Steering clear of remote access scams becomes pretty simple once you realize a few key facts. First, tech support specialists from companies and government departments never cold call people, so if you receive a call purporting to be from some kind of tech support, it is almost definitely a scam. Even if your caller ID says the call is coming from a source you recognize, it’s easy for scammers to spoof their calls to falsify their location. Second, legitimate computer companies don’t put their phone numbers on security warnings and advise people to call them, preferring instead to use diagnostic and repair programs as a first line of defense. If you see a pop-up or virus warning on your computer advising you to call a number, it’s a scam. Some of these pop-ups have code that make them hard to close, so if a pop-up is staying stubbornly open, you can force your Internet browser to close by hitting Ctrl + Alt + Delete and opening the Task Manager if you’re using Windows, or Command + Option + Escape if you’re on a Mac. Finally, and most importantly, never give remote access to anyone you don’t know, as doing so lets them bypass a great deal of your cybersecurity.

What to do if you’ve been scammed

If you’ve already been victimized by a remote access scam, there are still ways you can recover from it. Contact the financial institution associated with any payment method you gave the scammer, such as your credit card issuer or bank, and tell them about the scam. While it may be difficult to recover funds taken directly from your bank account, it’s often quite easy to dispute credit card charges related to fraud, and credit cards generally have better security features for customers. You should also file a complaint with the FTC, as your report will help them track down and build a case against the scammers.

Fixing any damage done to your computer can be more difficult, as digital threats are constantly evolving to escape detection. The safest approach is to wipe your hard drive and do a clean install of your operating system, but this is a drastic and time-consuming measure. If you have a Windows computer, an easier but still effective option is to use the System Restore feature to roll back your computer to a point before the scam, which can undo malware that the scammer installed. If that isn’t an option for you, at the very least you can install and run a legitimate malware cleaning program on your computer, such as Malwarebytes, and hope it can get rid of the malware. While whichever solution you chose is working, you may also want to disconnect your computer from the Internet in case the scammer left a remote access trojan to let them reconnect to your system. After your computer is clean, you should reset all of your passwords, and possibly install some kind of ad blocking software to keep from getting any more scam pop-ups.

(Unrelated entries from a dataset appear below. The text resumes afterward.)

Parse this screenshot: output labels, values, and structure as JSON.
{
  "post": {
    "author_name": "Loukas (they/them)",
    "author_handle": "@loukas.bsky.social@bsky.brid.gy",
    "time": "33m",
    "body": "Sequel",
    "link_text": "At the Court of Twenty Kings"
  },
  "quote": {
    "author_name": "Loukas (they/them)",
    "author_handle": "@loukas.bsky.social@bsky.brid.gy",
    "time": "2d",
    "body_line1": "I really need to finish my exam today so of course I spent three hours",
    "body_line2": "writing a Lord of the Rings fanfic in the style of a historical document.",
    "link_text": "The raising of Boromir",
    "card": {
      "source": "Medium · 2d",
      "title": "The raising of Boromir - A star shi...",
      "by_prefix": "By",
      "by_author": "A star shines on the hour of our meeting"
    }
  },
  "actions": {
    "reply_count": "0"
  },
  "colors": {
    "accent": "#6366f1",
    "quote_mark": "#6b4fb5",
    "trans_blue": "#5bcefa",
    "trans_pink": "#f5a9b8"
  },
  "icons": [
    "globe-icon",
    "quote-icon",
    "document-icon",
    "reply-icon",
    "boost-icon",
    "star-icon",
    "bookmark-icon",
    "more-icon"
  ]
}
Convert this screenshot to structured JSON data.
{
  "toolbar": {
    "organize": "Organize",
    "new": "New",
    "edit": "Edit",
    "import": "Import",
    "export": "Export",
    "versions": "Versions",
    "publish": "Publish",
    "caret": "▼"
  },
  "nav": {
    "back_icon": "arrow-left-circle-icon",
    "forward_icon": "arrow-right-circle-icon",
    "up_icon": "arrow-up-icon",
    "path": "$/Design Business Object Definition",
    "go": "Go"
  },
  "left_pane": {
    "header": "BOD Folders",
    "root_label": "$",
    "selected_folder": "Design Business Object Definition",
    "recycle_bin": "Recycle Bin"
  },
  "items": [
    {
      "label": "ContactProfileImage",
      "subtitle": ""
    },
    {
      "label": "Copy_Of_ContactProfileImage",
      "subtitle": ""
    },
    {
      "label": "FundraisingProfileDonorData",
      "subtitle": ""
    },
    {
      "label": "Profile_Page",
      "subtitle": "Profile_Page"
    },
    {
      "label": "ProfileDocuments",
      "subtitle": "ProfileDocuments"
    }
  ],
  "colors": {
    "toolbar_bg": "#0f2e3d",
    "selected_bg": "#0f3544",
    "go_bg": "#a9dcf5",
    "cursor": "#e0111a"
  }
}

Remote access scams can seem devastating, but if you know what to do and act fast, they aren’t so difficult to manage. To learn more about the latest scams and how to protect yourself from them, follow our scams blog.